You want to figure out how much of your current investment is being utilized. If there is a lot of unspent capacity, that's where understanding what's going on helps in assessing, “Okay, here is so much disk space that is unutilized." Or, "it's the end of the quarter, we need to bring in more virtualization of these servers to get our accounting to close on time."

[As] the industry matures, I think we will see ... people looking and talking more about, “How do I quantify maturity as an individual within ITIL? How much do you know with regard to ITIL? And, how do I quantify a business with regard to adhering to that framework?”

There has been a little bit of that and certainly we have ITIL certification processes in all of those, but I think we are going to see more drive to understand that and to formalize that in upcoming years.
Read complete transcript of the discussion.

Listen to the podcast. Download the podcast. Find it on iTunes/iPod. Learn more.

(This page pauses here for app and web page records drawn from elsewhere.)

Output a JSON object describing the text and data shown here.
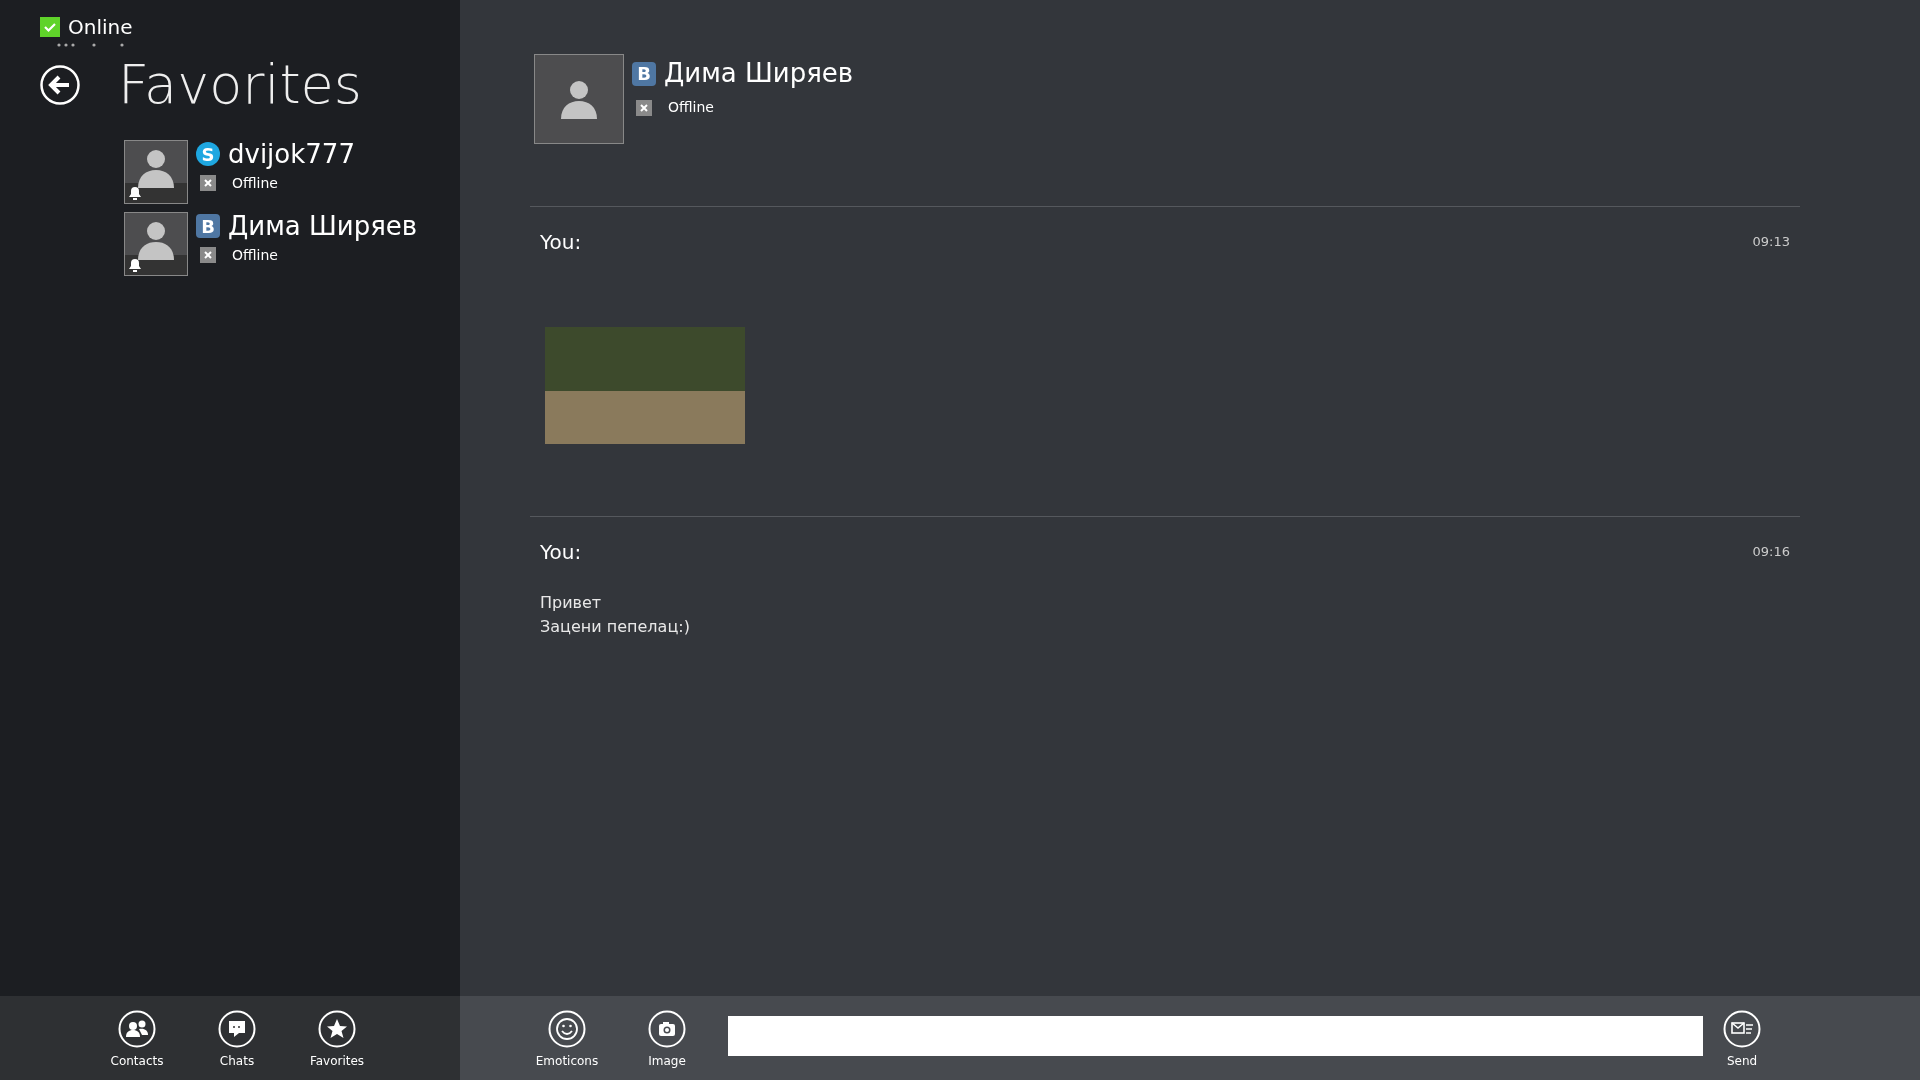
{
  "presence": {
    "label": "Online",
    "online": true
  },
  "title": "Favorites",
  "contacts": [
    {
      "service": {
        "kind": "skype",
        "letter": "S"
      },
      "name": "dvijok777",
      "status": "Offline",
      "online": false
    },
    {
      "service": {
        "kind": "vk",
        "letter": "B"
      },
      "name": "Дима Ширяев",
      "status": "Offline",
      "online": false
    }
  ],
  "chat_header": {
    "service": {
      "kind": "vk",
      "letter": "B"
    },
    "name": "Дима Ширяев",
    "status": "Offline",
    "online": false
  },
  "messages": [
    {
      "kind": "image",
      "sender": "You:",
      "time": "09:13"
    },
    {
      "kind": "text",
      "sender": "You:",
      "time": "09:16",
      "lines": [
        "Привет",
        "Зацени пепелац:)"
      ]
    }
  ],
  "left_bar": [
    {
      "kind": "contacts",
      "label": "Contacts"
    },
    {
      "kind": "chats",
      "label": "Chats"
    },
    {
      "kind": "favorites",
      "label": "Favorites"
    }
  ],
  "right_bar": [
    {
      "kind": "emoticons",
      "label": "Emoticons"
    },
    {
      "kind": "image",
      "label": "Image"
    }
  ],
  "send": {
    "kind": "send",
    "label": "Send"
  }
}
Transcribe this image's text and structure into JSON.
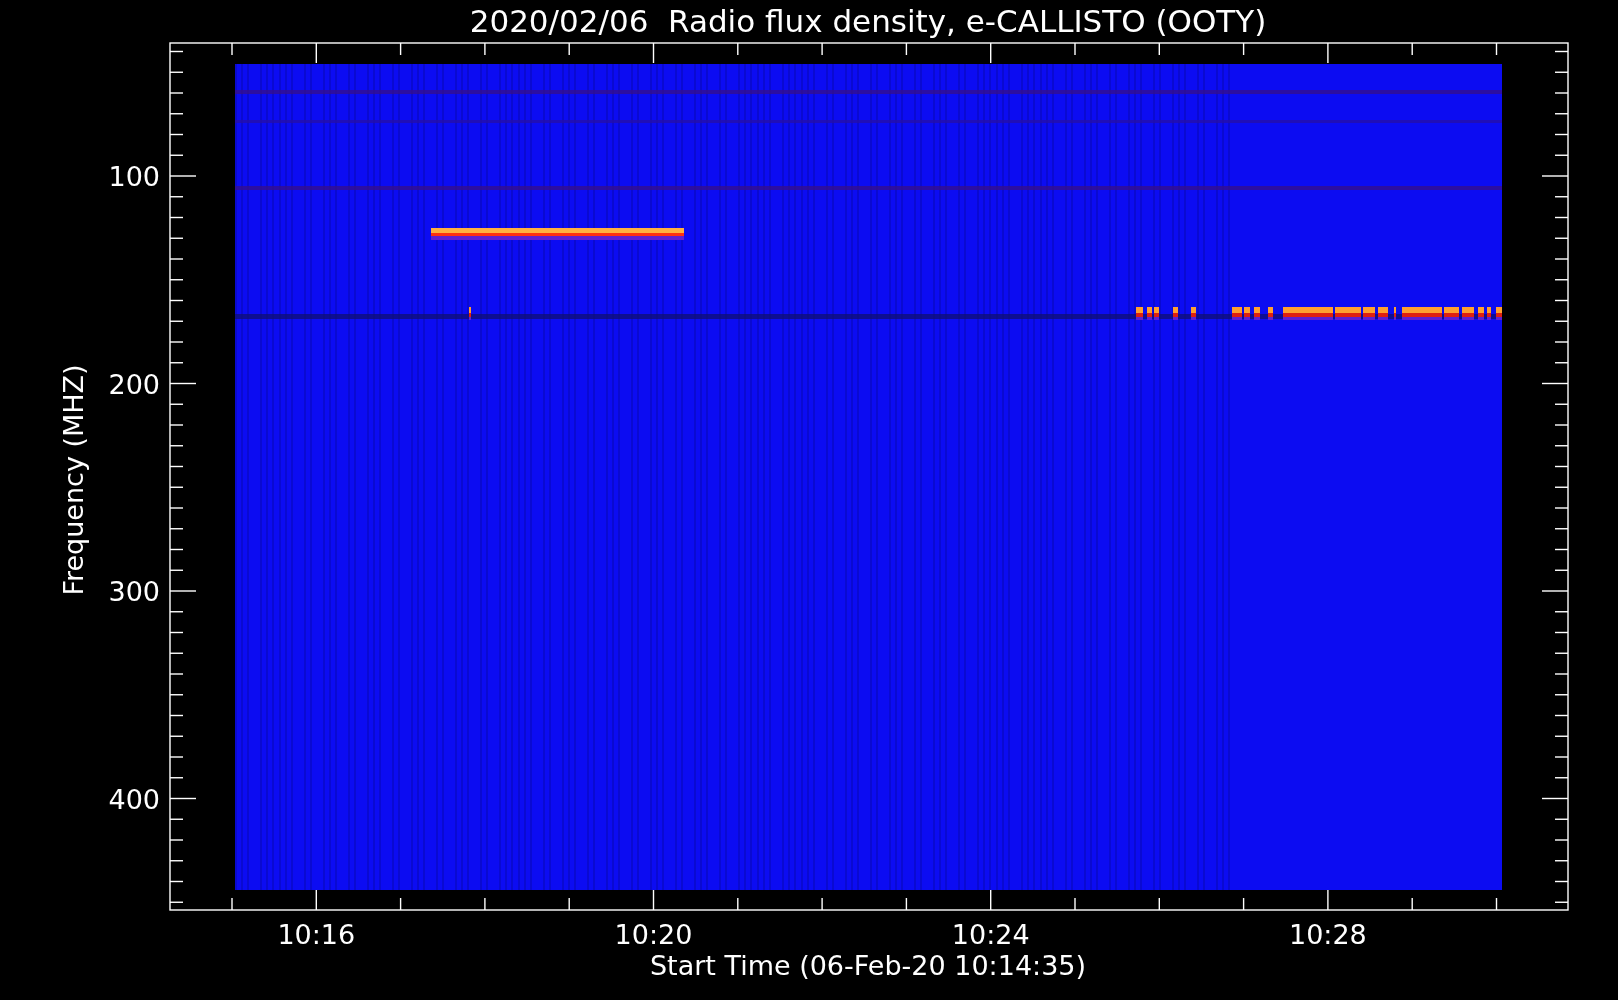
{
  "title": "2020/02/06  Radio flux density, e-CALLISTO (OOTY)",
  "y_axis": {
    "label": "Frequency (MHZ)",
    "ticks": [
      "100",
      "200",
      "300",
      "400"
    ]
  },
  "x_axis": {
    "label": "Start Time (06-Feb-20 10:14:35)",
    "ticks": [
      "10:16",
      "10:20",
      "10:24",
      "10:28"
    ]
  }
}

Sponsor: LogLogic.

Tuesday, November 4, 2008

Genuitec, Eclipse aim for developer kit to smooth rendering of RIAs on mobile devices

The explosion in mobile Web use, due partly to the prevalence of the iPhone and other smart-phone devices -- and a desire to make developers less grumpy -- have led Genuitec to propose a new open-source project at the Eclipse Foundation for an extensible mobile Web developer kit for creating and testing new mobile rich Internet applications (RIAs).

Coming as a sub-project under the Device Software Development Platform (DSDP), the FireFly DevKit project is still in the proposal phase, and the original committers are all from Genuitec, Flower Mound, Tex. [Disclosure: Both Genuitec and the Eclipse Foundation are sponsors of BriefingsDirect podcasts.]

Included in the developer kit will be a previewer and a debugger, a Web rendering kit, a device service access framework, a deployment framework, and educational resources.

The two tool frameworks will enable mobile web developers to visualize and debug mobile web applications from within an Eclipse-based integrated development environment (IDE). Beyond this the FireFly project will develop next-generation technologies and frameworks to support the creation of mobile web applications that look and behavior similarly to native applications and are able to interact with device services such as GPS, accelerometers and personal data.

The issue of developer grumpiness was raised in the project proposal:
When programming, most developers dislike switching between unintegrated tools and environments. Frequent change of focus interrupts their flow of concentration, reduces their efficiency and makes them generally grumpier :). For mobile web application development, web designers and programmers need to quickly and seamlessly perform incremental development and testing directly within an IDE environment rather than switching from an IDE to a device testing environment and back again.
One goal of the Web rendering toolkit is to make Web applications take on the look and feel of the host mobile device. Possibly, an application could run in the Safari browser on an iPhone, but appear similar to a native iPhone app.

Initially, example implementations of the project frameworks will be provided for the iPhone. As resources become available, examples for the G1-Android platform will also be developed. The project will actively recruit and accept contributions for other mobile platforms such as Symbian, Windows Mobile and others.

The current timeframe of the project calls for it to piggyback an incubation release on top of the Eclipse 3.5 platform release. The entire project proposal is available on the Eclipse site.